EXERCISE DESCRIPTION
Your copy should repeat each record exactly and contain none of the pictures.

AVAILABLE DATA
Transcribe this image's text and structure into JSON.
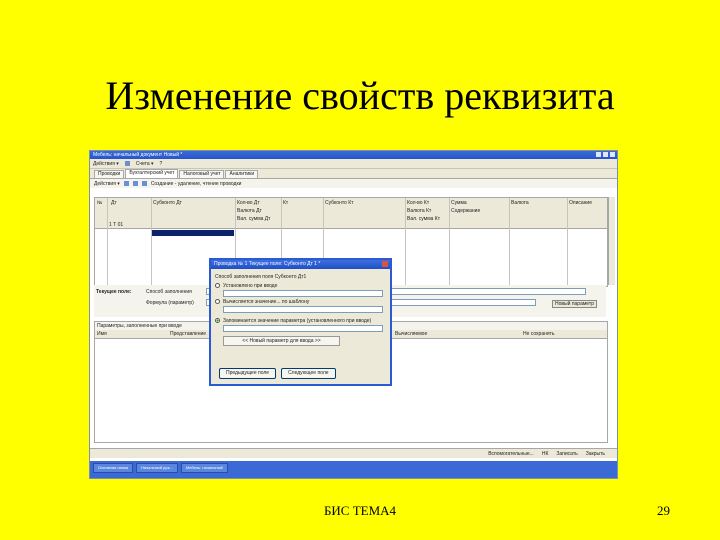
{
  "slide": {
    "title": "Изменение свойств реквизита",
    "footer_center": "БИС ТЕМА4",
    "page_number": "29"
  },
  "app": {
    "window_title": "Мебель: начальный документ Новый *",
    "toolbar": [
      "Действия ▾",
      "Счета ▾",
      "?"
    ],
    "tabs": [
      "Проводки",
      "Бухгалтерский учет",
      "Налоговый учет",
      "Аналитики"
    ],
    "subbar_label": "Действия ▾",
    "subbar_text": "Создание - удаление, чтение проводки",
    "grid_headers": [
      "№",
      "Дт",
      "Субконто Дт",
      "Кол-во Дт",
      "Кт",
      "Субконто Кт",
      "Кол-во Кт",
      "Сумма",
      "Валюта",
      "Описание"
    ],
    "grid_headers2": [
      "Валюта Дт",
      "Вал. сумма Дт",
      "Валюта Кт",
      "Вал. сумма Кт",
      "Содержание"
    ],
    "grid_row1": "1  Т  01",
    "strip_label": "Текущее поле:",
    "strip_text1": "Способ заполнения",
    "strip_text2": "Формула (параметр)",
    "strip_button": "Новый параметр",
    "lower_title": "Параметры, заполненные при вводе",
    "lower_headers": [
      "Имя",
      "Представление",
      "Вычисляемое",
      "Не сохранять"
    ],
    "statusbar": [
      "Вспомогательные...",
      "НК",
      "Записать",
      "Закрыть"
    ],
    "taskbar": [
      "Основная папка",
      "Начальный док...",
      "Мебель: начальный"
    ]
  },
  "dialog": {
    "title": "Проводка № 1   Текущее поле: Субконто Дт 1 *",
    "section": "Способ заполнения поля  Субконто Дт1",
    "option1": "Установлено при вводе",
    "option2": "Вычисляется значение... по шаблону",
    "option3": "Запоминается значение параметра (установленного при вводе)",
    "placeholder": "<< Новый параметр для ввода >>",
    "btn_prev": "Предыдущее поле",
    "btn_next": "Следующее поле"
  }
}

WORKED SOLUTION
Transcribe this image's text and structure into JSON.
{
  "slide": {
    "title": "Изменение свойств реквизита",
    "footer_center": "БИС ТЕМА4",
    "page_number": "29"
  },
  "app": {
    "window_title": "Мебель: начальный документ Новый *",
    "toolbar": [
      "Действия ▾",
      "Счета ▾",
      "?"
    ],
    "tabs": [
      "Проводки",
      "Бухгалтерский учет",
      "Налоговый учет",
      "Аналитики"
    ],
    "subbar_label": "Действия ▾",
    "subbar_text": "Создание - удаление, чтение проводки",
    "grid_headers": [
      "№",
      "Дт",
      "Субконто Дт",
      "Кол-во Дт",
      "Кт",
      "Субконто Кт",
      "Кол-во Кт",
      "Сумма",
      "Валюта",
      "Описание"
    ],
    "grid_headers2": [
      "Валюта Дт",
      "Вал. сумма Дт",
      "Валюта Кт",
      "Вал. сумма Кт",
      "Содержание"
    ],
    "grid_row1": "1  Т  01",
    "strip_label": "Текущее поле:",
    "strip_text1": "Способ заполнения",
    "strip_text2": "Формула (параметр)",
    "strip_button": "Новый параметр",
    "lower_title": "Параметры, заполненные при вводе",
    "lower_headers": [
      "Имя",
      "Представление",
      "Вычисляемое",
      "Не сохранять"
    ],
    "statusbar": [
      "Вспомогательные...",
      "НК",
      "Записать",
      "Закрыть"
    ],
    "taskbar": [
      "Основная папка",
      "Начальный док...",
      "Мебель: начальный"
    ]
  },
  "dialog": {
    "title": "Проводка № 1   Текущее поле: Субконто Дт 1 *",
    "section": "Способ заполнения поля  Субконто Дт1",
    "option1": "Установлено при вводе",
    "option2": "Вычисляется значение... по шаблону",
    "option3": "Запоминается значение параметра (установленного при вводе)",
    "placeholder": "<< Новый параметр для ввода >>",
    "btn_prev": "Предыдущее поле",
    "btn_next": "Следующее поле"
  }
}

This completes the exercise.